History of Bluetooth
The beginnings of Bluetooth technology go back to 1994, when Jaap Haartsen and Sven Mattisson, engineers at Swedish telecommunications company Ericsson, developed it as an alternative way to send data back and forth between machines over short distances. In 1998, it came to be managed by the Bluetooth Special Interest Group (SIG), whose primary purpose is maintaining Bluetooth. The SIG is made up of various companies working together to use Bluetooth as a means of communication between their products. Now, over 15,000 computing, consumer electronics and telecommunications companies are SIG members (“Bluetooth,” 2011).
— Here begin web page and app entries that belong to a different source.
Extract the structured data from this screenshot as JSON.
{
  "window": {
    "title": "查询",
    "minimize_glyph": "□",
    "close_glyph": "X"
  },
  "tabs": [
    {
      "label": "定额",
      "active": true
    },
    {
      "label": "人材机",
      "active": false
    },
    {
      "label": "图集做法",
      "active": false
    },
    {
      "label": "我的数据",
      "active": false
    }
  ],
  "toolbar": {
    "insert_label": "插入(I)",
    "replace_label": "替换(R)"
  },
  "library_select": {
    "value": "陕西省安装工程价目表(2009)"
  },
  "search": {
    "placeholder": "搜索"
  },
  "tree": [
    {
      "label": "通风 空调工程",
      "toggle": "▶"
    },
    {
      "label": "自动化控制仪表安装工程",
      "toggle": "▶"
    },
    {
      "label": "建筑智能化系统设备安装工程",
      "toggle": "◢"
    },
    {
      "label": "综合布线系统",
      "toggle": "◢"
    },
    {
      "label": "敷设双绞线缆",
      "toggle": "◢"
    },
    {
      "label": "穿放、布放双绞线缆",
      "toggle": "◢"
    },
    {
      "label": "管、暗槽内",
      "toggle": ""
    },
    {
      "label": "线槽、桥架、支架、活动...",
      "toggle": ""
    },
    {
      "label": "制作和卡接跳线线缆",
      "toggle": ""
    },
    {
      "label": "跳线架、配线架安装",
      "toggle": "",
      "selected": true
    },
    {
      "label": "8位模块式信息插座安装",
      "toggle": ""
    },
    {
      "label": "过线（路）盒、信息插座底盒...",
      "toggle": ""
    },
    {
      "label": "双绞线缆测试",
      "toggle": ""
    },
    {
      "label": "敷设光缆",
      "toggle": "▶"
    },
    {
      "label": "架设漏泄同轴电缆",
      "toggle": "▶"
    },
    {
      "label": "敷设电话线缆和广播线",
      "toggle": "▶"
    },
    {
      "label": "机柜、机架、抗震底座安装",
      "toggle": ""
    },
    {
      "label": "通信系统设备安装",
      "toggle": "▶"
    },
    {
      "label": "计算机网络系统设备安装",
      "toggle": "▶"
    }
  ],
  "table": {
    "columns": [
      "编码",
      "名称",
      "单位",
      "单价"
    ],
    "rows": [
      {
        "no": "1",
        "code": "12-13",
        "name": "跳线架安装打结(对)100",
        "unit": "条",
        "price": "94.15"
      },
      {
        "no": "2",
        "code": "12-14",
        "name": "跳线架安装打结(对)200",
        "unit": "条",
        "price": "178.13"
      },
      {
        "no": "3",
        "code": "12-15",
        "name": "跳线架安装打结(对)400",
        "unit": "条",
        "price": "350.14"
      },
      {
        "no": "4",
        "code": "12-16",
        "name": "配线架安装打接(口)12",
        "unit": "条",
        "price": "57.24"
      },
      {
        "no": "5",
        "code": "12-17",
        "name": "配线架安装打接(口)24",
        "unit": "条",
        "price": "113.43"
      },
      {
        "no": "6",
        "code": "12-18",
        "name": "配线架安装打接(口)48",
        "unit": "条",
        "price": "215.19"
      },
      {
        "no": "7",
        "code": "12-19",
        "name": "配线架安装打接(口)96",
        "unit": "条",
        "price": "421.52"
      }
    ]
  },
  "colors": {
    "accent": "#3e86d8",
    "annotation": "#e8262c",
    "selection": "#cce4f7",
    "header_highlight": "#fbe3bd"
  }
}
The technology may be relatively new, but the name is quite old. Bluetooth technology acquired its moniker from a 10th-century Danish king, Harald Blåtand – translated into English, Harald Bluetooth (“Welcome to Bluetooth,” 2011). One of King Harald’s major achievements during his reign was unifying fighting groups in what is now known as the Scandinavian countries of Denmark, Norway and Sweden. “Bluetooth” was chosen as the SIG’s code name in its beginnings, and ended up being the name for the new technology. It was chosen to reflect the device’s ability to simplify communication between different sectors of the business world, as a nod to Harald and his skill in uniting quarreling factions (“Welcome to Bluetooth,” 2011). The design in the blue oval, according to Wikipedia, is a combination of the Younger Futhark runes for Hagall and Bjarkan, which are Harald's initials (see figure 1, above).
How it works
As mentioned before, Bluetooth transmits data wirelessly between machines without the need for a cable connection. It works at two levels: physical and protocol. At the physical level, Bluetooth uses radio frequencies to connect to another device. At protocol level, Bluetooth allows devices to agree on when and how much data is sent, and how devices can decide that the information received is the same information sent out (Franklin & Layton, 2000).
In every Bluetooth transmission, there is a master-slave relationship. The master device connects with the receiving device (the “slave”). An illustration of this is shown below.
Master devices can connect with up to seven slave devices in a “piconet,” which is basically a micro-network created via Bluetooth. When two or more Bluetooth-enabled gadgets are within the same range, they automatically begin talking to each other about data to share, or...